Al­bum-Stream →

Knowso - Psychological Garden

Cleve­land, Ohio's Know­so al­ready had 7"s out on both To­tal Punk and Neck Chop Records in the past, which kind of amounts to the ul­ti­mate seal of qual­i­ty in today's garage land­scape. Their newest EP con­tiues all the good­ness and care­ful­ly branch­es out from there. At times they re­mind of a mix be­tween Nag, more re­cent Use­less Eaters and Con­stant Mon­grel. Oth­er times i can draw par­al­lels to the weirdo post punk of Pat­ti or the un­ruly noise-/garage hy­brids of Brandy and Hash Redac­tor - boiled down to their bare skele­ton. Al­so, Turn­ing Point has some Wire thing go­ing on and you know that kind of shit will al­ways be ap­pre­ci­at­ed here.

Al­bum-Stream →

Donors - Donors

Now this one's a cu­ri­ous beast. Nashville group Donors al­ready won my at­ten­tion two years ago with their first EP and a some­what more con­ven­tion­al mix of garage- and post punk, but this is a dif­fer­ent lev­el of weird­ness al­to­geth­er, as they in­fuse their sound with in­creas­ing amounts of dis­so­nant no wave hav­oc and pro­to noise rock á la Flip­per, No Trend. What in the world could i com­pare this stuff to? Tyvek or Con­stant Mon­grel reimag­ined as a no wave act? Spray Paint as a garage band? I'm not en­tire­ly sure what they ac­tu­al­ly set out to do but there's no doubt they're suc­ceed­ing with fly­ing col­ors. Just when you thought you made sense of the whole thing, the clos­ing track Fine Print man­ages to sur­prise once again by adding some Haunt­ed Hors­es-style in­dus­tri­al fla­vor to the mix.

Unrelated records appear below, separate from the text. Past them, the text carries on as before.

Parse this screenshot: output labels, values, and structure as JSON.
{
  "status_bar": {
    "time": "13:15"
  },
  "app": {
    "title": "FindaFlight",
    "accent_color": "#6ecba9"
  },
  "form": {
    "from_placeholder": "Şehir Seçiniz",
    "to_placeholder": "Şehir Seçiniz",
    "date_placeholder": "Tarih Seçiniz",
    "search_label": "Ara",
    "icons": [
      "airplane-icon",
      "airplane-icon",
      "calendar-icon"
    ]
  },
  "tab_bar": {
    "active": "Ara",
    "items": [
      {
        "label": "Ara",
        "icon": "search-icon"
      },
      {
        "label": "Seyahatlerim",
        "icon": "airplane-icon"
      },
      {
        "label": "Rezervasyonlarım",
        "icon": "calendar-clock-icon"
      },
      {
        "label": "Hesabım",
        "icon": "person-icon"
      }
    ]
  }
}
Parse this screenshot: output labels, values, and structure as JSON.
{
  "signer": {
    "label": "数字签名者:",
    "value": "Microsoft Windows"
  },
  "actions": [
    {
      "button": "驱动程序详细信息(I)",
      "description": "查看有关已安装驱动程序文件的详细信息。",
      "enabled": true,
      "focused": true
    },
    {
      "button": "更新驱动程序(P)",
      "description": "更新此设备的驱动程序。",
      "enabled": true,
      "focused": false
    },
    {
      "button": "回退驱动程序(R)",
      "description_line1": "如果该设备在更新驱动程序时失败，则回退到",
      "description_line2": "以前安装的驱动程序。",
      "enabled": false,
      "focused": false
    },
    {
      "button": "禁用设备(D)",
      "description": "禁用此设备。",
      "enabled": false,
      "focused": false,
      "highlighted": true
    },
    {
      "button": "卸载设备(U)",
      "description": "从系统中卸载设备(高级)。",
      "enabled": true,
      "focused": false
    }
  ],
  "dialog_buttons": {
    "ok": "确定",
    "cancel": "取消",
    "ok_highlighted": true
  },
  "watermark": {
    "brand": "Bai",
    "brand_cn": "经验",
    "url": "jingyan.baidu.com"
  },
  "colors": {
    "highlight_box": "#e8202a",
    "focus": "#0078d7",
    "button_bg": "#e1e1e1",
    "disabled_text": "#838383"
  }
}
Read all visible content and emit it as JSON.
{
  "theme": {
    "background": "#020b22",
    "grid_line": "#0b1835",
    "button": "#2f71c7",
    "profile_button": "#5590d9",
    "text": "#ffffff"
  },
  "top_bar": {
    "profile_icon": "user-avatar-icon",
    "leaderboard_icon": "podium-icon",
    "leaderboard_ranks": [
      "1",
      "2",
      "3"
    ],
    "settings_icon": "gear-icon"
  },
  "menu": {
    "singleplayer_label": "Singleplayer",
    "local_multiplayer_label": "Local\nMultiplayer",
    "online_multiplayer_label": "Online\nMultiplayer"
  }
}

Al­bum-Stream →

Neutrals - Rent /​ Your House EP

Fol­low­ing two strong de­mo tapes and the flaw­less rip­per that was last year's de­but al­bum via Emo­tion­al Re­sponse Records, Oakland's Neu­trals al­ready have an­oth­er EP out on which they seem­less­ly re­sume their re­mark­able win­ning spree. No oth­er band right now so ef­fort­less­ly nails this spe­cif­ic sub­genre of end­less­ly charm­ing, qirky heart-on-its-sleeve style DIY post-/art punk sure­ly in­spired by the likes of Tele­vi­sion Per­son­al­i­ties, ear­ly Mekons or Des­per­ate Bi­cy­cles, while still seem­ing firm­ly root­ed in this day and age.

Al­bum-Stream →

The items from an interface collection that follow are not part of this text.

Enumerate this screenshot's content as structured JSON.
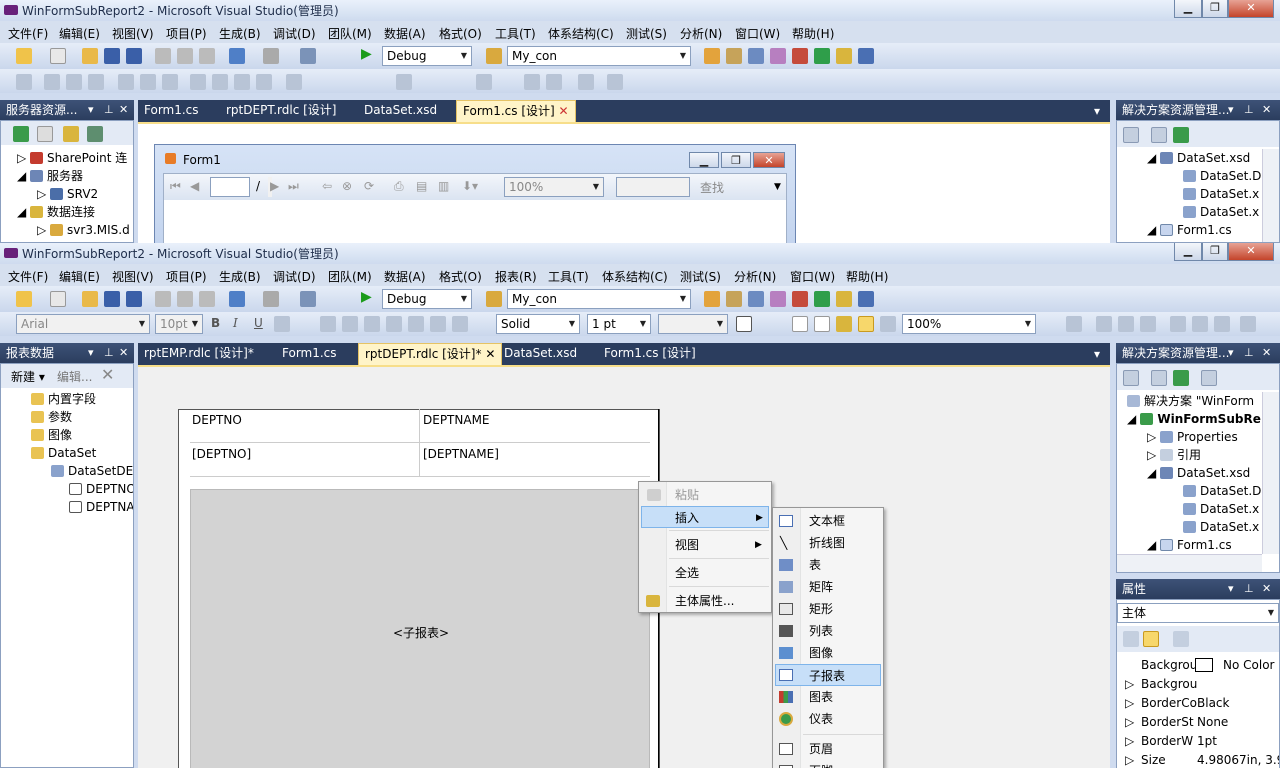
{
  "back_window": {
    "title": "WinFormSubReport2 - Microsoft Visual Studio(管理员)",
    "menu": [
      "文件(F)",
      "编辑(E)",
      "视图(V)",
      "项目(P)",
      "生成(B)",
      "调试(D)",
      "团队(M)",
      "数据(A)",
      "格式(O)",
      "工具(T)",
      "体系结构(C)",
      "测试(S)",
      "分析(N)",
      "窗口(W)",
      "帮助(H)"
    ],
    "config_combo": "Debug",
    "connection_combo": "My_con",
    "left_panel_title": "服务器资源...",
    "tabs": [
      "Form1.cs",
      "rptDEPT.rdlc [设计]",
      "DataSet.xsd",
      "Form1.cs [设计]"
    ],
    "tree": [
      "SharePoint 连",
      "服务器",
      "SRV2",
      "数据连接",
      "svr3.MIS.d"
    ],
    "form": {
      "title": "Form1",
      "zoom": "100%",
      "search": "查找",
      "page_sep": "/"
    },
    "right_panel_title": "解决方案资源管理...",
    "solution_tree": [
      "DataSet.xsd",
      "DataSet.D",
      "DataSet.x",
      "DataSet.x",
      "Form1.cs"
    ]
  },
  "front_window": {
    "title": "WinFormSubReport2 - Microsoft Visual Studio(管理员)",
    "menu": [
      "文件(F)",
      "编辑(E)",
      "视图(V)",
      "项目(P)",
      "生成(B)",
      "调试(D)",
      "团队(M)",
      "数据(A)",
      "格式(O)",
      "报表(R)",
      "工具(T)",
      "体系结构(C)",
      "测试(S)",
      "分析(N)",
      "窗口(W)",
      "帮助(H)"
    ],
    "config_combo": "Debug",
    "connection_combo": "My_con",
    "format_toolbar": {
      "font": "Arial",
      "size": "10pt",
      "bold": "B",
      "italic": "I",
      "underline": "U",
      "border_style": "Solid",
      "border_width": "1 pt",
      "zoom": "100%"
    },
    "report_data_panel": {
      "title": "报表数据",
      "new": "新建",
      "edit": "编辑...",
      "items": [
        "内置字段",
        "参数",
        "图像",
        "DataSet",
        "DataSetDE",
        "DEPTNO",
        "DEPTNAME"
      ]
    },
    "tabs": [
      "rptEMP.rdlc [设计]*",
      "Form1.cs",
      "rptDEPT.rdlc [设计]*",
      "DataSet.xsd",
      "Form1.cs [设计]"
    ],
    "table": {
      "headers": [
        "DEPTNO",
        "DEPTNAME"
      ],
      "cells": [
        "[DEPTNO]",
        "[DEPTNAME]"
      ]
    },
    "subreport_label": "<子报表>",
    "context_menu": [
      "粘贴",
      "插入",
      "视图",
      "全选",
      "主体属性..."
    ],
    "insert_submenu": [
      "文本框",
      "折线图",
      "表",
      "矩阵",
      "矩形",
      "列表",
      "图像",
      "子报表",
      "图表",
      "仪表",
      "页眉",
      "页脚"
    ],
    "solution_panel": {
      "title": "解决方案资源管理...",
      "items": [
        "解决方案 \"WinForm",
        "WinFormSubRe",
        "Properties",
        "引用",
        "DataSet.xsd",
        "DataSet.D",
        "DataSet.x",
        "DataSet.x",
        "Form1.cs"
      ]
    },
    "properties_panel": {
      "title": "属性",
      "object": "主体",
      "rows": [
        [
          "Backgrou",
          "No Color"
        ],
        [
          "Backgrou",
          ""
        ],
        [
          "BorderCo",
          "Black"
        ],
        [
          "BorderSt",
          "None"
        ],
        [
          "BorderW",
          "1pt"
        ],
        [
          "Size",
          "4.98067in, 3.9"
        ]
      ]
    }
  },
  "colors": {
    "chrome": "#cfdbef",
    "panel_header": "#2b3d5e",
    "tab_active": "#fff4c8",
    "selection": "#c7dff8",
    "subreport_fill": "#d3d3d3"
  }
}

Xetas - The Cypher

Their third LP - once again re­leased via the taste­ful­ly named la­bel 12XU Records (which i'm to­tal­ly not in­volved with, i promise!) - presents Austin punks Xe­tas' sound in its most ma­ture in­car­na­tion yet, most no­tice­able in terms of its more con­fi­dent, var­ied and al­ways rock sol­id songcraft. Still rid­ing the fine line be­tween straight­for­ward punk rock and en­er­getic post punk/-core, with the nee­dle point­ing a bit more in the lat­ter di­rec­tion this time, you might de­scribe this shit as a cu­ri­ous mix be­tween Red Dons, Video, Meat Wave and Day­light Rob­bery. In oth­er words: Qual­i­ty Stuff!

Al­bum-Stream →

The Cowboy - WiFi on the Prairie

Not too long af­ter their re­cent 7" sug­gest­ed some amount of re­lax­ation in the Cleve­land trio's sound, they fall right back in­to their tense and grit­ty old ways on their sec­ond al­bum - even dou­ble down on them com­pared to the al­ready rough blast of their de­but al­bum three years ago - amount­ing to an­oth­er per­fect round of fuzzed out garage noise glo­ry, this time re­mind­ing me of ear­ly Green­berg-era The Men in all their un­com­pro­mis­ing force.

Al­bum-Stream →